The Prestige Movie 2006
At its core, making movies is a magic act. At its earliest days, cinema were often used as a luxurious, encapsulating way to dazzle and spellbind audiences through the art of editing and photography. Once again, Christopher Nolan pays his respects to the foundations of filmmaking through his work, particularly with his fifth film, The Prestige, which can often be ignored for what it is: one of Christopher Nolan's best, most enrapturing feats.
Boasting two impeccable turns from Christian Bale and Hugh Jackman, The Prestige is the director's twisty, intensely (and inventively) suspenseful mystery-thriller which provides a number of twists and turns, while never using them solely as a cheap way to keep the audience's attention — particularly from its constantly moving slight-of-hand.

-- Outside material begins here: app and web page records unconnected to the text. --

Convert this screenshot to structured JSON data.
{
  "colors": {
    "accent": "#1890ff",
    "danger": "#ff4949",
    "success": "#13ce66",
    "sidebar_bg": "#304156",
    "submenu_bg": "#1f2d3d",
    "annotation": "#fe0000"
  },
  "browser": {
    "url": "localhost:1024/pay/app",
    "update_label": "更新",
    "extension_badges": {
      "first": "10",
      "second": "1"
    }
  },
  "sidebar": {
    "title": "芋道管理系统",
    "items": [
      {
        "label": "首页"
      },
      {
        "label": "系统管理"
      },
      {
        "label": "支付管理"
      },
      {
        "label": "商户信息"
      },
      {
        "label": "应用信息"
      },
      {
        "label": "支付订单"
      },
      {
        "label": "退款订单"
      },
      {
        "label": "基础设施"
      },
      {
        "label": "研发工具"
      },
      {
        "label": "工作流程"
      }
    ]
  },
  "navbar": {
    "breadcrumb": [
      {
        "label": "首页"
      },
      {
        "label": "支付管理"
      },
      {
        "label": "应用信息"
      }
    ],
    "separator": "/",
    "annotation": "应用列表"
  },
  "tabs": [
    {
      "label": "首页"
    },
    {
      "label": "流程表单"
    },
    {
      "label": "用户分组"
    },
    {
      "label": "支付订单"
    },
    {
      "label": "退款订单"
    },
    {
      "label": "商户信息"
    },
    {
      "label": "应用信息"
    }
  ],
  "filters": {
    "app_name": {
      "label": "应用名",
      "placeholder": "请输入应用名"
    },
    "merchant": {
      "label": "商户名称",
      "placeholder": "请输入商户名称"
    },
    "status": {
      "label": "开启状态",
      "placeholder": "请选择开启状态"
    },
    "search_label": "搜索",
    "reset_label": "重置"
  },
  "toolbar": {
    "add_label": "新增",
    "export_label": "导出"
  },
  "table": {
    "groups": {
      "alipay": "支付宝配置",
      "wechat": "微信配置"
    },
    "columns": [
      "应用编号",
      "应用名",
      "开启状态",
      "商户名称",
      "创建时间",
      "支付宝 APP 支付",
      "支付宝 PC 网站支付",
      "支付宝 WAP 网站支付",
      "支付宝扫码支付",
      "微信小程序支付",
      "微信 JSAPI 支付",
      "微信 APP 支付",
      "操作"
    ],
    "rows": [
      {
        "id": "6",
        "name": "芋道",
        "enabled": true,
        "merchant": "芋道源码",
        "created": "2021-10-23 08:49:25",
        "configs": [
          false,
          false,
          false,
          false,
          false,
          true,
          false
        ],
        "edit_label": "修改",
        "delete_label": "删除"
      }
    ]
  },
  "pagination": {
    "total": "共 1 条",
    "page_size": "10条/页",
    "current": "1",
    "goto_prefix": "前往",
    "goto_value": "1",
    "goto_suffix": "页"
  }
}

Instead, The Prestige is a dynamic, vigorous look at obsession and deception, reminding viewers of the great wonders and thrills that can come from an incredible bit of magic, while also providing a pulsating, head-spinning look at the world of magic-makers, and how the concept of creating a twist of fate can often leave one removed from what should be obvious in front of them, and how playing God can often make someone disconnected from their own fragile reality. Plus, this is also a wonderfully entertaining movie to boot.
Christopher Nolan is, in many respects, one of our greatest working magicians, creating spellbinding cinematic achievements that constantly dazzle and spellbind audiences of all ages. In that respect, The Prestige is the director's ode to the wonders (and dangers) that come from this deceptive profession, and how the greatest trick that a magician can pull is to make you believe that the impossible is possible, and how fiction can be a reality — at least, in the moment they have you under their spell.